Tank location: Often overlooked as a cause of problems is where the tank is located. Firstly, is it in direct sunlight and the fish are getting too much light. Is it too noisy, bright, or is there no day or night routine because of strange lighting. Again, most people want to display their Piranha but the Piranha needs to live. If the tank location is somewhere where everybody passes it every minute or two, then this can cause issues of safety for them. Is a door being slammed to often that shakes the tank. If the environment is not peaceful for them, don’t expect normal behavior.
The thing to bear in mind with Piranha is that they are naturally skittish, timid and shy. Hiding is a natural part of their existence. In the wild they are food for humans, caimans, birds, turtles, and the ever present river dolphin.
Piranha in their modern variety have been around for just under 2 million years, and that is 2 million years of evolutionary history trying to evade predators. Their nature has served them well.
You can try a few different things and it always good to experiment and find out what works. Some people have had success putting tannins in the water to murky it a bit. Some people try a lot of foliage and plant matter and overhead cover.
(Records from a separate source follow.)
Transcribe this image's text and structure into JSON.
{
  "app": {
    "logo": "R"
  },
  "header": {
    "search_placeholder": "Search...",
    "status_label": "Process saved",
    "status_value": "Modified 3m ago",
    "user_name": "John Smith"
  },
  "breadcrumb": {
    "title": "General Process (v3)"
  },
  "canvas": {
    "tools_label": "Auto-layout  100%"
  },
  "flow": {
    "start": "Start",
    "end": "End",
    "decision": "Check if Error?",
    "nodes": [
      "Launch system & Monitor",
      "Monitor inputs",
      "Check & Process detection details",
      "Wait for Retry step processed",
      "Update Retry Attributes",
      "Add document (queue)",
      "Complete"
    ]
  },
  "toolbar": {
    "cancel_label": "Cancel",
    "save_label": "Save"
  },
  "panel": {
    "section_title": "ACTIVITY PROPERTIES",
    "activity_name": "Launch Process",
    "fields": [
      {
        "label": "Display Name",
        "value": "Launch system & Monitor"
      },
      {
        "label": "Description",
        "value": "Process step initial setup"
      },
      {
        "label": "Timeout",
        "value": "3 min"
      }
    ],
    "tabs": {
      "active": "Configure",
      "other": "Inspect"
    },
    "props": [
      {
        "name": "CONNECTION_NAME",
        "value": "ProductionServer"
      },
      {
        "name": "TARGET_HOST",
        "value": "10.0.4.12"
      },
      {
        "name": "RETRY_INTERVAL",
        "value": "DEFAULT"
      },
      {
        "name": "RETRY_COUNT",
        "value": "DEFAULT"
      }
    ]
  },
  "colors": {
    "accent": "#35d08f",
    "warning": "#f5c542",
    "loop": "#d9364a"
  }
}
Trying to replicate their natural habitat is never a bad idea. Given time, this strategy should work.
Always make sure it is not a normal fear based reaction. Too much outside noise or light, or a tank with little or no decoration for hiding will produce skittish and fearful fish. Some people remove their decoration to force them out into the open and this is never a good idea, as you now have stressed fish.
Ironically then, provide adequate cover and break up sight lines with foliage so that it looks natural. With plenty of places they can move to should they feel it necessary, the more likely they are to come out, knowing there’s somewhere safe to retreat to.
Finally, Piranhas are not domesticated animals, they live as if they are in the wild throughout their lives. Give them adequate room, plenty of clean water with filtration, keep them well fed and you should see happy Piranha.